Dubai With a crime rate of 1.5 per million trips in 2011, Dubai Metro has become one of the safest means of public transport in the world, surpassing world-renowned railways in the US and Europe, it was announced Thursday.
The Boston and Atlanta railways registered 7.6 crimes per million trips in 2011, followed by Chicago with 12.3 and London with 13. The crime rate on Dubai Metro saw a 61.43 per cent drop from 3.89 crimes per million trips in 2010, Lieutenant Colonel Mohammad Atiq Thani, Director of Dubai Police's Transport Security Department, said.
“We have never received a bomb report, but if we find any luggage left behind, we treat it as a security threat and take necessary procedures until it is proven clear, after which the luggage or items left behind are taken to the Lost and Found section”Tweet this
Speaking at a ceremony to honour distinguished employees and cooperating departments and establishments, Lt Col Thani said the four-year-old department now covers public buses and marine transport, as well as Dubai Metro.
Police made 862 arrests for small crimes committed on the Metro in 2011, and Ittihad Square topped the list of arrests with 134 followed by City Centre with 123, Rashidiya with 117, Karama with 51, Khalid Bin Al Waleed with 42 and Mall of the Emirates station with 40 arrests.
The highest number of arrests was made by Corporal Mariam Matar, a policewoman who arrested 43 people in 2011, Lt Col Thani said.
"Most cases are simple crimes like pick-pocketing and small thefts caught on the security cameras or reported by travellers," he said, adding that the Metro is being monitored by 4,700 cameras.

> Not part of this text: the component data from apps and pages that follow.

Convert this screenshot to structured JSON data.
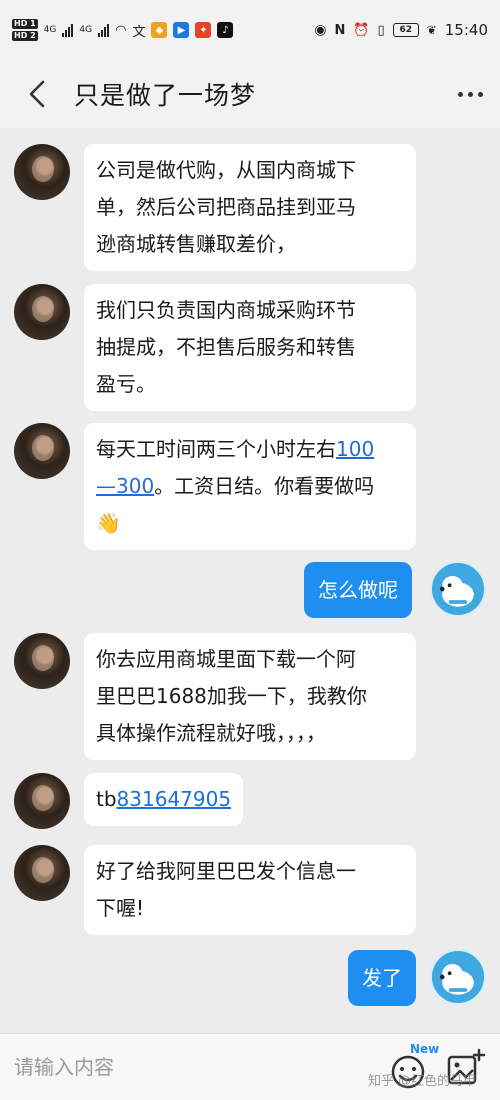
{
  "status_bar": {
    "hd1": "HD 1",
    "hd2": "HD 2",
    "net1": "4G",
    "net2": "4G",
    "battery": "62",
    "time": "15:40"
  },
  "header": {
    "title": "只是做了一场梦"
  },
  "messages": [
    {
      "from": "other",
      "text": "公司是做代购，从国内商城下单，然后公司把商品挂到亚马逊商城转售赚取差价，",
      "lines": [
        "公司是做代购，从国内商城下",
        "单，然后公司把商品挂到亚马",
        "逊商城转售赚取差价，"
      ]
    },
    {
      "from": "other",
      "lines": [
        "我们只负责国内商城采购环节",
        "抽提成，不担售后服务和转售",
        "盈亏。"
      ]
    },
    {
      "from": "other",
      "line1_text": "每天工时间两三个小时左右",
      "link_a": "100",
      "link_b": "—300",
      "line2_text": "。工资日结。你看要做吗",
      "emoji": "👋"
    },
    {
      "from": "me",
      "text": "怎么做呢"
    },
    {
      "from": "other",
      "lines": [
        "你去应用商城里面下载一个阿",
        "里巴巴1688加我一下，我教你",
        "具体操作流程就好哦，，，，"
      ]
    },
    {
      "from": "other",
      "prefix": "tb",
      "link": "831647905"
    },
    {
      "from": "other",
      "lines": [
        "好了给我阿里巴巴发个信息一",
        "下喔!"
      ]
    },
    {
      "from": "me",
      "text": "发了"
    }
  ],
  "input": {
    "placeholder": "请输入内容",
    "new_badge": "New"
  },
  "watermark": "知乎 @红色的马甲",
  "colors": {
    "accent": "#1f8ef1",
    "link": "#1d6fd8",
    "background": "#ececec"
  }
}
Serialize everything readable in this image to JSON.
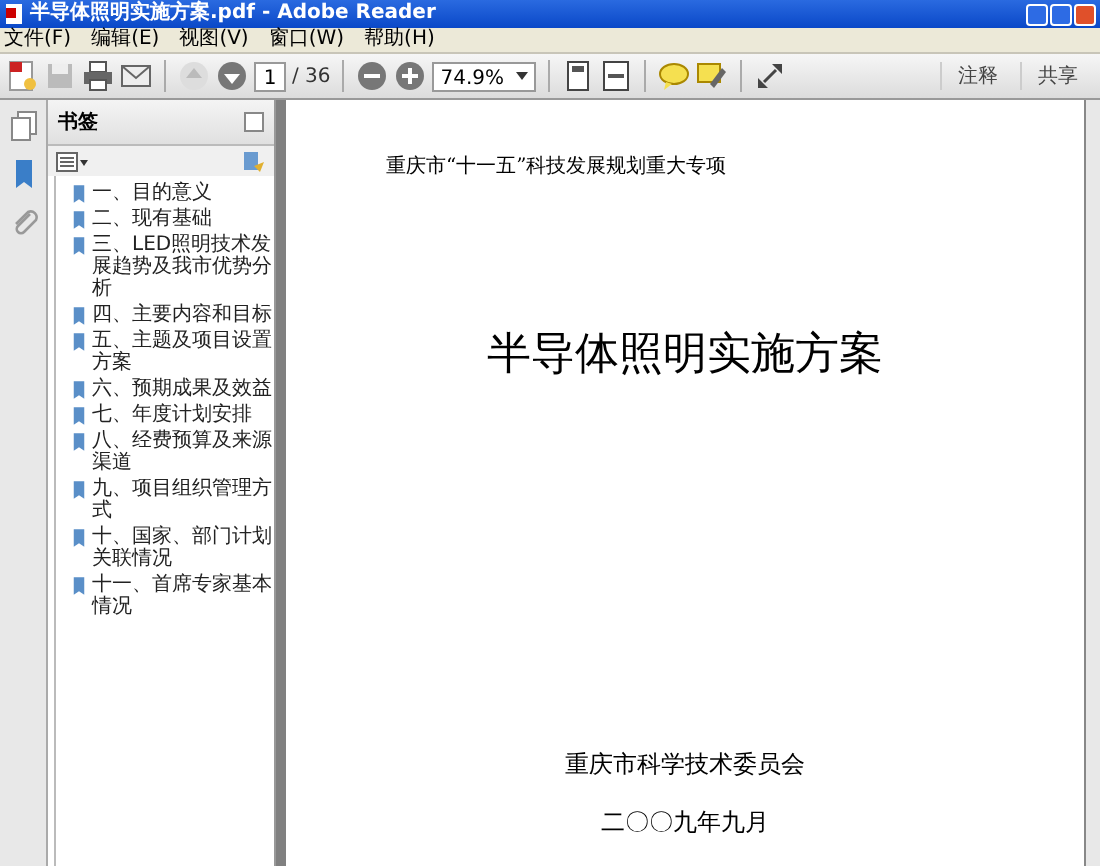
{
  "window": {
    "title": "半导体照明实施方案.pdf - Adobe Reader"
  },
  "menu": [
    "文件(F)",
    "编辑(E)",
    "视图(V)",
    "窗口(W)",
    "帮助(H)"
  ],
  "toolbar": {
    "page": "1",
    "page_count": "/ 36",
    "zoom": "74.9%",
    "right_tabs": [
      "注释",
      "共享"
    ]
  },
  "bookmarks": {
    "title": "书签",
    "items": [
      "一、目的意义",
      "二、现有基础",
      "三、LED照明技术发展趋势及我市优势分析",
      "四、主要内容和目标",
      "五、主题及项目设置方案",
      "六、预期成果及效益",
      "七、年度计划安排",
      "八、经费预算及来源渠道",
      "九、项目组织管理方式",
      "十、国家、部门计划关联情况",
      "十一、首席专家基本情况"
    ]
  },
  "document": {
    "header": "重庆市“十一五”科技发展规划重大专项",
    "title": "半导体照明实施方案",
    "issuer": "重庆市科学技术委员会",
    "date": "二〇〇九年九月"
  }
}
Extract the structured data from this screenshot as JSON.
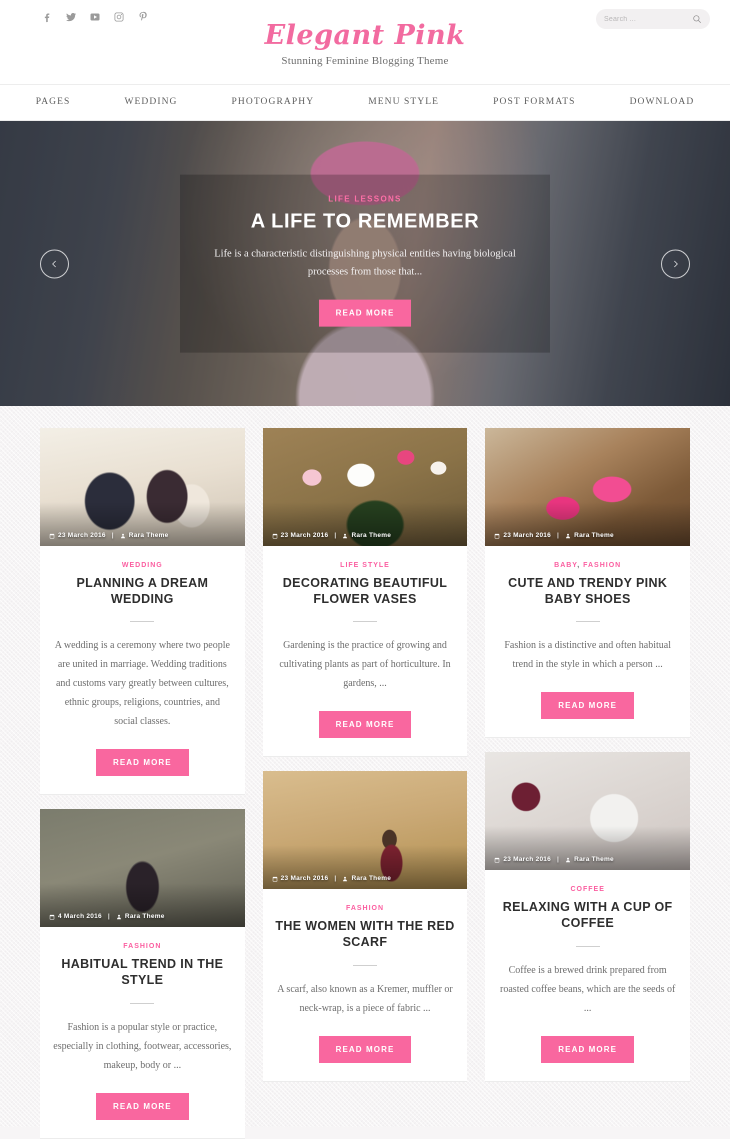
{
  "header": {
    "brand_title": "Elegant Pink",
    "tagline": "Stunning Feminine Blogging Theme",
    "social": [
      {
        "name": "facebook-icon",
        "label": "Facebook"
      },
      {
        "name": "twitter-icon",
        "label": "Twitter"
      },
      {
        "name": "youtube-icon",
        "label": "YouTube"
      },
      {
        "name": "instagram-icon",
        "label": "Instagram"
      },
      {
        "name": "pinterest-icon",
        "label": "Pinterest"
      }
    ],
    "search": {
      "placeholder": "Search ...",
      "value": "",
      "icon": "search-icon"
    }
  },
  "nav": {
    "items": [
      {
        "label": "PAGES"
      },
      {
        "label": "WEDDING"
      },
      {
        "label": "PHOTOGRAPHY"
      },
      {
        "label": "MENU STYLE"
      },
      {
        "label": "POST FORMATS"
      },
      {
        "label": "DOWNLOAD"
      }
    ]
  },
  "hero": {
    "category": "LIFE LESSONS",
    "title": "A LIFE TO REMEMBER",
    "excerpt": "Life is a characteristic distinguishing physical entities having biological processes from those that...",
    "read_more": "READ MORE",
    "prev_icon": "chevron-left-icon",
    "next_icon": "chevron-right-icon"
  },
  "colors": {
    "accent_pink": "#f9679f",
    "brand_pink": "#f26ba0",
    "text_dark": "#2e2e2e",
    "text_body": "#6d6d6d",
    "page_bg": "#f6f4f5"
  },
  "posts": [
    {
      "categories": [
        {
          "label": "WEDDING"
        }
      ],
      "title": "PLANNING A DREAM WEDDING",
      "excerpt": "A wedding is a ceremony where two people are united in marriage. Wedding traditions and customs vary greatly between cultures, ethnic groups, religions, countries, and social classes.",
      "read_more": "READ MORE",
      "date": "23 March 2016",
      "author": "Rara Theme",
      "meta_separator": "|",
      "thumb": "thumb-wedding"
    },
    {
      "categories": [
        {
          "label": "LIFE STYLE"
        }
      ],
      "title": "DECORATING BEAUTIFUL FLOWER VASES",
      "excerpt": "Gardening is the practice of growing and cultivating plants as part of horticulture. In gardens, ...",
      "read_more": "READ MORE",
      "date": "23 March 2016",
      "author": "Rara Theme",
      "meta_separator": "|",
      "thumb": "thumb-flowers"
    },
    {
      "categories": [
        {
          "label": "BABY"
        },
        {
          "label": "FASHION"
        }
      ],
      "title": "CUTE AND TRENDY PINK BABY SHOES",
      "excerpt": "Fashion is a distinctive and often habitual trend in the style in which a person ...",
      "read_more": "READ MORE",
      "date": "23 March 2016",
      "author": "Rara Theme",
      "meta_separator": "|",
      "thumb": "thumb-shoes"
    },
    {
      "categories": [
        {
          "label": "FASHION"
        }
      ],
      "title": "HABITUAL TREND IN THE STYLE",
      "excerpt": "Fashion is a popular style or practice, especially in clothing, footwear, accessories, makeup, body or ...",
      "read_more": "READ MORE",
      "date": "4 March 2016",
      "author": "Rara Theme",
      "meta_separator": "|",
      "thumb": "thumb-sunglasses"
    },
    {
      "categories": [
        {
          "label": "FASHION"
        }
      ],
      "title": "THE WOMEN WITH THE RED SCARF",
      "excerpt": "A scarf, also known as a Kremer, muffler or neck-wrap, is a piece of fabric ...",
      "read_more": "READ MORE",
      "date": "23 March 2016",
      "author": "Rara Theme",
      "meta_separator": "|",
      "thumb": "thumb-field"
    },
    {
      "categories": [
        {
          "label": "COFFEE"
        }
      ],
      "title": "RELAXING WITH A CUP OF COFFEE",
      "excerpt": "Coffee is a brewed drink prepared from roasted coffee beans, which are the seeds of ...",
      "read_more": "READ MORE",
      "date": "23 March 2016",
      "author": "Rara Theme",
      "meta_separator": "|",
      "thumb": "thumb-coffee"
    }
  ]
}
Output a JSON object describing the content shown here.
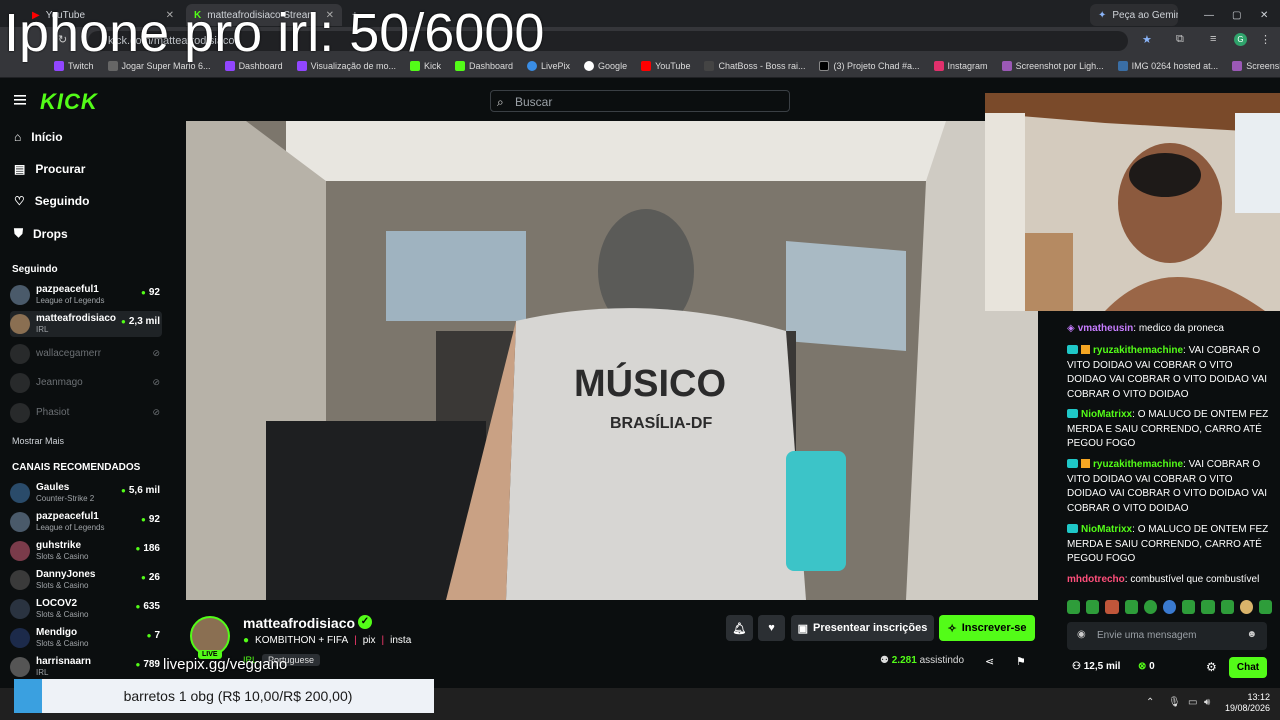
{
  "overlay_title": "Iphone pro irl: 50/6000",
  "browser": {
    "tabs": [
      {
        "label": "YouTube",
        "active": false
      },
      {
        "label": "matteafrodisiaco Stream",
        "active": true
      }
    ],
    "gemini": "Peça ao Gemini",
    "url": "kick.com/matteafrodisiaco",
    "bookmarks": [
      "Twitch",
      "Jogar Super Mario 6...",
      "Dashboard",
      "Visualização de mo...",
      "Kick",
      "Dashboard",
      "LivePix",
      "Google",
      "YouTube",
      "ChatBoss - Boss rai...",
      "(3) Projeto Chad #a...",
      "Instagram",
      "Screenshot por Ligh...",
      "IMG 0264 hosted at...",
      "Screenshot por Ligh..."
    ]
  },
  "site": {
    "logo": "KICK",
    "search_placeholder": "Buscar",
    "nav": [
      "Início",
      "Procurar",
      "Seguindo",
      "Drops"
    ],
    "following_title": "Seguindo",
    "following": [
      {
        "name": "pazpeaceful1",
        "category": "League of Legends",
        "viewers": "92"
      },
      {
        "name": "matteafrodisiaco",
        "category": "IRL",
        "viewers": "2,3 mil"
      },
      {
        "name": "wallacegamerr",
        "offline": true
      },
      {
        "name": "Jeanmago",
        "offline": true
      },
      {
        "name": "Phasiot",
        "offline": true
      }
    ],
    "show_more": "Mostrar Mais",
    "recommended_title": "CANAIS RECOMENDADOS",
    "recommended": [
      {
        "name": "Gaules",
        "category": "Counter-Strike 2",
        "viewers": "5,6 mil"
      },
      {
        "name": "pazpeaceful1",
        "category": "League of Legends",
        "viewers": "92"
      },
      {
        "name": "guhstrike",
        "category": "Slots & Casino",
        "viewers": "186"
      },
      {
        "name": "DannyJones",
        "category": "Slots & Casino",
        "viewers": "26"
      },
      {
        "name": "LOCOV2",
        "category": "Slots & Casino",
        "viewers": "635"
      },
      {
        "name": "Mendigo",
        "category": "Slots & Casino",
        "viewers": "7"
      },
      {
        "name": "harrisnaarn",
        "category": "IRL",
        "viewers": "789"
      }
    ]
  },
  "stream": {
    "streamer": "matteafrodisiaco",
    "live": "LIVE",
    "title": "KOMBITHON + FIFA",
    "title_links": [
      "pix",
      "insta"
    ],
    "category": "IRL",
    "language": "Portuguese",
    "livepix": "livepix.gg/veggano",
    "viewers": "2.281",
    "viewers_label": "assistindo",
    "gift_label": "Presentear inscrições",
    "subscribe_label": "Inscrever-se",
    "shirt_line1": "MÚSICO",
    "shirt_line2": "BRASÍLIA-DF"
  },
  "chat": {
    "messages": [
      {
        "user": "vmatheusin",
        "color": "#c77dff",
        "text": "medico da proneca"
      },
      {
        "user": "ryuzakithemachine",
        "color": "#53fc18",
        "text": "VAI COBRAR O VITO DOIDAO VAI COBRAR O VITO DOIDAO VAI COBRAR O VITO DOIDAO VAI COBRAR O VITO DOIDAO"
      },
      {
        "user": "NioMatrixx",
        "color": "#53fc18",
        "text": "O MALUCO DE ONTEM FEZ MERDA E SAIU CORRENDO, CARRO ATÉ PEGOU FOGO"
      },
      {
        "user": "ryuzakithemachine",
        "color": "#53fc18",
        "text": "VAI COBRAR O VITO DOIDAO VAI COBRAR O VITO DOIDAO VAI COBRAR O VITO DOIDAO VAI COBRAR O VITO DOIDAO"
      },
      {
        "user": "NioMatrixx",
        "color": "#53fc18",
        "text": "O MALUCO DE ONTEM FEZ MERDA E SAIU CORRENDO, CARRO ATÉ PEGOU FOGO"
      },
      {
        "user": "mhdotrecho",
        "color": "#ff4f7b",
        "text": "combustível que combustível"
      }
    ],
    "input_placeholder": "Envie uma mensagem",
    "followers": "12,5 mil",
    "kicks": "0",
    "chat_button": "Chat"
  },
  "donation": "barretos 1 obg (R$ 10,00/R$ 200,00)",
  "taskbar": {
    "time": "13:12",
    "date": "19/08/2026"
  },
  "colors": {
    "accent": "#53fc18",
    "background": "#0b0e0f"
  }
}
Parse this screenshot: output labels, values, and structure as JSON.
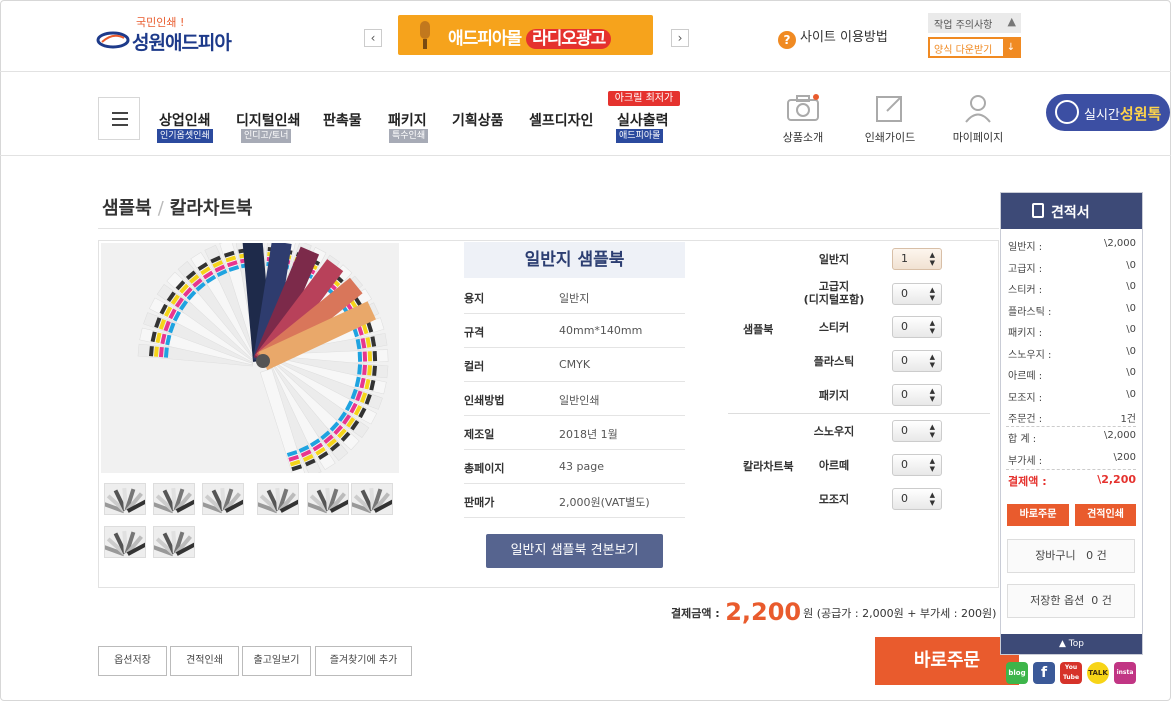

Other than thefts, the department deals with all kinds of offences and emergencies that may occur on public transport vehicles.
"We have many reports of people fainting or suffering from health problems while on the Metro, especially during peak hours and weekends when conditions are over crowded, and in such cases an ambulance is called immediately and supervisors are instructed on how to take immediate action," he said.
Cases of sexual harassment were very few and far between since the Metro started operations three-and-a-half years ago, and are also easy to track through the security cameras, which are linked to the operations room in Rashidiya. During its years of service, the department carried out seven drills on the Metro, including bomb drills.
"We have never received a bomb report, but if we find any luggage left behind, we treat it as a security threat and take necessary procedures until it is proven clear, after which the luggage or items left behind are taken to the Lost and Found section," he said.
With around 370,000 passengers using the Metro every day, Lt Col Thani said items left behind are not a rare occurrence.
"We deal with at least 30 to 40 cases every day," he added.